Domperidone may be associated with an increased risk of heart rhythm disorder and cardiac arrest. The risk may be more likely in those over 60 years old or in those taking doses higher than 30 mg per day. Therefore, domperidone should be used with caution in older patients. Patients older than 60 years of age should consult the physician before taking domperidone.
Due to increased risk of ventricular arrhythmia, domperidone is not recommended in patients with known existing prolongation of cardiac conduction intervals, particularly QTc. In patients with significant electrolyte disturbances or bradycardia or in patients with underlying cardiac diseases such as cardiac heart failure.
Domperidone is metabolized via cytochrome P450 isoenzyme CYP3A4. That concomitant use of drugs that is significantly inhibit the enzyme may result in increased plasma levels of domperidone.
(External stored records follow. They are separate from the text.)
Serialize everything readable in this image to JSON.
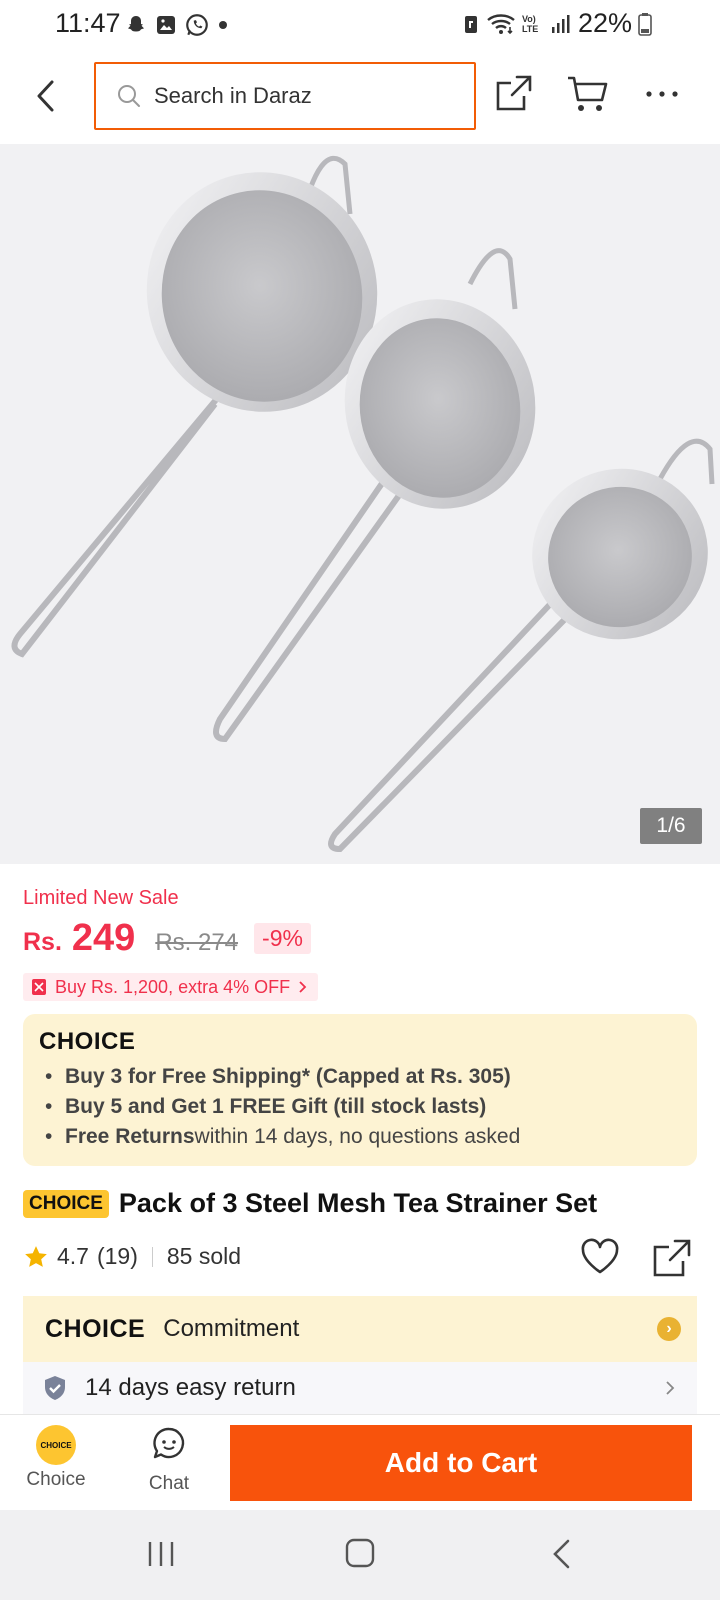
{
  "status_bar": {
    "time": "11:47",
    "battery": "22%",
    "lte": "Vo) LTE"
  },
  "topbar": {
    "search_placeholder": "Search in Daraz"
  },
  "gallery": {
    "counter": "1/6"
  },
  "price": {
    "sale_label": "Limited New Sale",
    "currency": "Rs.",
    "current": "249",
    "original": "Rs. 274",
    "discount": "-9%",
    "promo": "Buy Rs. 1,200, extra 4% OFF"
  },
  "choice": {
    "logo": "CHOICE",
    "benefits": [
      {
        "bold": "Buy 3 for  Free Shipping* (Capped at Rs. 305)",
        "rest": ""
      },
      {
        "bold": "Buy 5 and Get 1 FREE Gift (till stock lasts)",
        "rest": ""
      },
      {
        "bold": "Free Returns",
        "rest": " within 14 days, no questions asked"
      }
    ]
  },
  "product": {
    "badge": "CHOICE",
    "title": "Pack of 3 Steel Mesh Tea Strainer Set",
    "rating": "4.7",
    "reviews": "(19)",
    "sold": "85 sold"
  },
  "commitment": {
    "logo": "CHOICE",
    "label": "Commitment",
    "return_label": "14 days easy return"
  },
  "bottom_bar": {
    "choice_label": "Choice",
    "choice_badge": "CHOICE",
    "chat_label": "Chat",
    "add_to_cart": "Add to Cart"
  },
  "colors": {
    "brand_orange": "#f8530c",
    "sale_red": "#f0304c",
    "choice_yellow": "#fdc530",
    "choice_bg": "#fdf3d3"
  }
}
Co-administration of domperidone with potent CYP3A4 inhibitors which have been shown to cause QT interval prolongation should be avoided.
Domperidone is not recommended for chronic use or for the routine prophylaxis of postoperative nausea and vomiting.
Use in Pregnancy & Lactation: Domperidone should only be used during pregnancy when justified by the anticipated therapeutic benefit.
The amount of domperidone that could be ingested by an infant through breast milk is low. It is not known whether this is harmful to the newborn. Therefore, breast-feeding is not recommended for women who are taking domperidone.
Domperidone should only be used during pregnancy when justified by the anticipated therapeutic benefit. The amount of domperidone that could be ingested by an infant through breast milk is low. It is not known whether this is harmful to the newborn. Therefore, breast-feeding is not recommended for women who are taking domperidone.
Plasma-prolactin concentrations may be increased, which may lead to galactorrhea or gynecomastia, amenorrhea, breast tenderness, breast pain, irregular menstruation, and lactation disorder. There have been reports of reduced libido, and rashes and other allergic reactions. Domperidone does not readily cross the blood-brain barrier and the incidence of central effects such as extrapyramidal reactions or drowsiness
may be lower than with metoclopramide; however, there have been reports of dystonic reactions.
There have also been reports of depression, anxiety, headache, somnolence, akathisia, diarrhea, skin disorders like pruritus.
As with other dopamine antagonists, there is a theoretical potential that domperidone may antagonize the hypoprolactinaemic effect of drugs such as bromocriptine. In addition, the prokinetic effects of domperidone may alter the absorption of some drugs.
Opioid analgesics and antimuscarinics may antagonise the prokinetic effects of domperidone.
Domperidone is metabolized via the cytochrome P450 isoenzyme CYP3A4; use with ketoconazole has been reported to produce a threefold increase in plasma concentrations of domperidone, and an associated slight prolongation in QT interval.
Similar increases in domperidone concentrations might theoretically be seen with other potent inhibitors of CYP3A4 such as erythromycin or ritonavir, and such combinations may be best avoided. Caution should be exercised when domperidone is co-administered with potent CYP3A4 inhibitors which have not been shown to cause QT interval prolongation or drugs which have been shown to cause QT prolongation.
Antacids and antisecretory agents may also lower bioavailability of Domperidone.
Store at temperatures not exceeding 30°C. Protect from light.
A03FA03 - domperidone ; Belongs to the class of propulsives. Used in the treatment of functional gastrointestinal disorders.
Dispertab (white to off white, round, flat tablet with bisecting line on one side with fruity flavour) 10 mg x 100's.